_WHAT THIS TASK INVOLVES_: Go through the lines below and copy any that hold the string "Windows".

_ENTRIES SHOWN_:

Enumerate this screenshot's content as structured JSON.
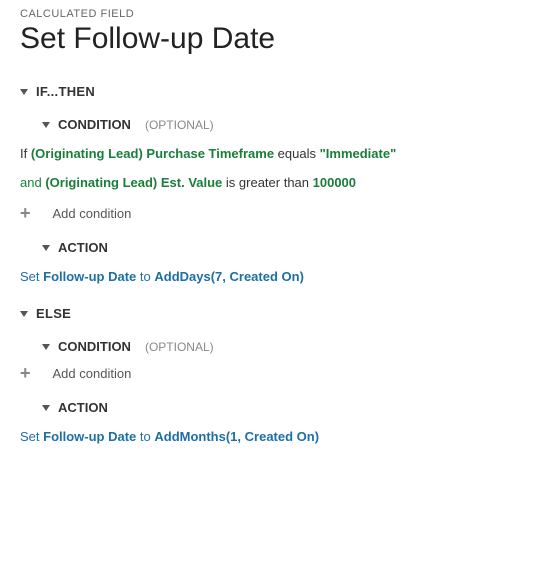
{
  "header": {
    "label": "CALCULATED FIELD",
    "title": "Set Follow-up Date"
  },
  "ifBlock": {
    "heading": "IF...THEN",
    "condition": {
      "heading": "CONDITION",
      "optional": "(OPTIONAL)",
      "line1": {
        "prefix": "If ",
        "field": "(Originating Lead) Purchase Timeframe",
        "operator": " equals ",
        "value": "\"Immediate\""
      },
      "line2": {
        "prefix": "and ",
        "field": "(Originating Lead) Est. Value",
        "operator": " is greater than ",
        "value": "100000"
      },
      "addLabel": "Add condition"
    },
    "action": {
      "heading": "ACTION",
      "line": {
        "prefix": "Set ",
        "target": "Follow-up Date",
        "to": " to ",
        "func": "AddDays(7, Created On)"
      }
    }
  },
  "elseBlock": {
    "heading": "ELSE",
    "condition": {
      "heading": "CONDITION",
      "optional": "(OPTIONAL)",
      "addLabel": "Add condition"
    },
    "action": {
      "heading": "ACTION",
      "line": {
        "prefix": "Set ",
        "target": "Follow-up Date",
        "to": " to ",
        "func": "AddMonths(1, Created On)"
      }
    }
  }
}
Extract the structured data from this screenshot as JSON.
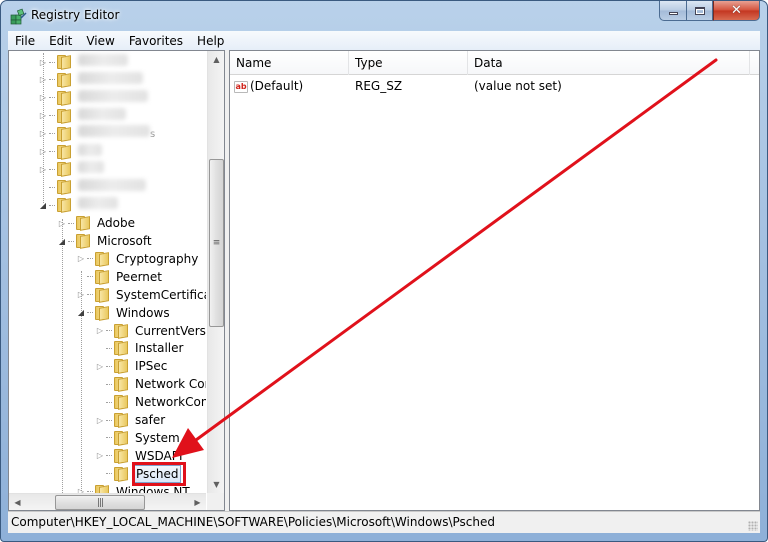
{
  "window": {
    "title": "Registry Editor",
    "app_icon": "registry-editor-icon",
    "buttons": {
      "minimize": "minimize-icon",
      "maximize": "maximize-icon",
      "close": "close-icon"
    }
  },
  "menu": [
    "File",
    "Edit",
    "View",
    "Favorites",
    "Help"
  ],
  "tree": {
    "blurred_items": [
      {
        "expander": "collapsed",
        "width": 50
      },
      {
        "expander": "collapsed",
        "width": 65
      },
      {
        "expander": "collapsed",
        "width": 70
      },
      {
        "expander": "collapsed",
        "width": 48
      },
      {
        "expander": "collapsed",
        "width": 72,
        "suffix": "s"
      },
      {
        "expander": "collapsed",
        "width": 24
      },
      {
        "expander": "collapsed",
        "width": 26
      },
      {
        "expander": "none",
        "width": 68
      },
      {
        "expander": "expanded",
        "width": 40
      }
    ],
    "items": [
      {
        "label": "Adobe",
        "level": 1,
        "expander": "collapsed"
      },
      {
        "label": "Microsoft",
        "level": 1,
        "expander": "expanded"
      },
      {
        "label": "Cryptography",
        "level": 2,
        "expander": "collapsed"
      },
      {
        "label": "Peernet",
        "level": 2,
        "expander": "none"
      },
      {
        "label": "SystemCertificates",
        "level": 2,
        "expander": "collapsed"
      },
      {
        "label": "Windows",
        "level": 2,
        "expander": "expanded"
      },
      {
        "label": "CurrentVersion",
        "level": 3,
        "expander": "collapsed"
      },
      {
        "label": "Installer",
        "level": 3,
        "expander": "none"
      },
      {
        "label": "IPSec",
        "level": 3,
        "expander": "collapsed"
      },
      {
        "label": "Network Conne",
        "level": 3,
        "expander": "none"
      },
      {
        "label": "NetworkConnec",
        "level": 3,
        "expander": "none"
      },
      {
        "label": "safer",
        "level": 3,
        "expander": "collapsed"
      },
      {
        "label": "System",
        "level": 3,
        "expander": "none"
      },
      {
        "label": "WSDAPI",
        "level": 3,
        "expander": "collapsed"
      },
      {
        "label": "Psched",
        "level": 3,
        "expander": "none",
        "selected": true
      },
      {
        "label": "Windows NT",
        "level": 2,
        "expander": "collapsed"
      }
    ],
    "vscroll_position": 0.38,
    "hscroll_position": 0.0,
    "scroll_arrows": {
      "up": "▲",
      "down": "▼",
      "left": "◀",
      "right": "▶"
    },
    "thumb_grip": "≡",
    "hthumb_grip": "|||"
  },
  "list": {
    "columns": [
      "Name",
      "Type",
      "Data"
    ],
    "rows": [
      {
        "icon": "ab",
        "name": "(Default)",
        "type": "REG_SZ",
        "data": "(value not set)"
      }
    ]
  },
  "statusbar": {
    "path": "Computer\\HKEY_LOCAL_MACHINE\\SOFTWARE\\Policies\\Microsoft\\Windows\\Psched"
  },
  "annotation": {
    "color": "#e0111b",
    "target": "Psched"
  }
}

_WRITTEN REPLY_:
        "label": "Windows",
        "label": "Windows NT",
    "path": "Computer\\HKEY_LOCAL_MACHINE\\SOFTWARE\\Policies\\Microsoft\\Windows\\Psched"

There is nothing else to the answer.